7 Mirko Vičević 1.92 m (6 ft 4 in) 82 kg (181 lb) 30 June 1968   Primorac
8 Igor Gočanin 1.90 m (6 ft 3 in) 82 kg (181 lb) 24 July 1966   Partizan
9 Mislav Bezmalinović 1.97 m (6 ft 6 in) 88 kg (194 lb) 11 May 1967   Jadran
10 Tomislav Paškvalin 2.04 m (6 ft 8 in) 105 kg (231 lb) 29 August 1961   Mladost
11 Igor Milanović 1.95 m (6 ft 5 in) 97 kg (214 lb) 18 December 1965   Partizan
12 Goran Rađenović 1.97 m (6 ft 6 in) 95 kg (209 lb) 4 November 1966   Partizan
13 Renco Posinković 1.97 m (6 ft 6 in) 91 kg (201 lb) 4 January 1964   Mornar

ReferencesEdit

  1. ^ "Water Polo at the 1988 Seoul Summer Games: Men's Water Polo". Sports Reference. Archived from the original on 18 April 2020. Retrieved 8 December 2019.
  2. ^ "Australia Water Polo at the 1988 Seoul Summer Games". Sports Reference. Archived from the original on 17 April 2020. Retrieved 9 December 2019.
  3. ^ "France Water Polo at the 1988 Seoul Summer Games". Sports Reference. Archived from the original on 17 April 2020. Retrieved 9 December 2019.
  4. ^ "Italy Water Polo at the 1988 Seoul Summer Games". Sports Reference. Archived from the original on 17 April 2020. Retrieved 9 December 2019.
  5. ^ "South Korea Water Polo at the 1988 Seoul Summer Games". Sports Reference. Archived from the original on 17 April 2020. Retrieved 9 December 2019.
  6. ^ "Soviet Union Water Polo at the 1988 Seoul Summer Games". Sports Reference. Archived from the original on 17 April 2020. Retrieved 8 December 2019.
  7. ^ "West Germany Water Polo at the 1988 Seoul Summer Games". Sports Reference. Archived from the original on 17 April 2020. Retrieved 8 December 2019.
  8. ^ "China Water Polo at the 1988 Seoul Summer Games". Sports Reference. Archived from the original on 17 April 2020. Retrieved 9 December 2019.
  9. ^ "Greece Water Polo at the 1988 Seoul Summer Games". Sports Reference. Archived from the original on 17 April 2020. Retrieved 9 December 2019.
  10. ^ "Hungary Water Polo at the 1988 Seoul Summer Games". Sports Reference.
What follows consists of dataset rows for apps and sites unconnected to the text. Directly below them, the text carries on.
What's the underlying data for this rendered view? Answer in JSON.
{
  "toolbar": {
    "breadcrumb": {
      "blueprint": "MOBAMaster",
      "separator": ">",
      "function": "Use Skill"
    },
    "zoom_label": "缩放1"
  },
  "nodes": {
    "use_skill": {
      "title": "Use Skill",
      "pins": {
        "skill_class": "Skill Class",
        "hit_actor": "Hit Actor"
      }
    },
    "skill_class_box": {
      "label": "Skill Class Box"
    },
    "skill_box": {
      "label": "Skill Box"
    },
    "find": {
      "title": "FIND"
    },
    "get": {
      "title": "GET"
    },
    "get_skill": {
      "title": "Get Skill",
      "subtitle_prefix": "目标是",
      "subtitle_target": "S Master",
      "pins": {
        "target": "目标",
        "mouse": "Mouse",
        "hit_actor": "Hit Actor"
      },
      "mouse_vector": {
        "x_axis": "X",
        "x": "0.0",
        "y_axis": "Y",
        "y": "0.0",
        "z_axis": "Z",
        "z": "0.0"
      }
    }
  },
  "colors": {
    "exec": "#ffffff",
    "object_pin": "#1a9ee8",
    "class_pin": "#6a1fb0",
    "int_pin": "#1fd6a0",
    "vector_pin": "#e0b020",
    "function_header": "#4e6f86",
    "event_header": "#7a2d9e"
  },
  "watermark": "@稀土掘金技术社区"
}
Archived from the original on 17 April 2020. Retrieved 8 December 2019.
  11. ^ "Spain Water Polo at the 1988 Seoul Summer Games". Sports Reference. Archived from the original on 17 April 2020. Retrieved 9 December 2019.
  12. ^ "United States Water Polo at the 1988 Seoul Summer Games". Sports Reference. Archived from the original on 17 April 2020. Retrieved 8 December 2019.
  13. ^ "Yugoslavia Water Polo at the 1988 Seoul Summer Games". Sports Reference. Archived from the original on 17 April 2020. Retrieved 8 December 2019.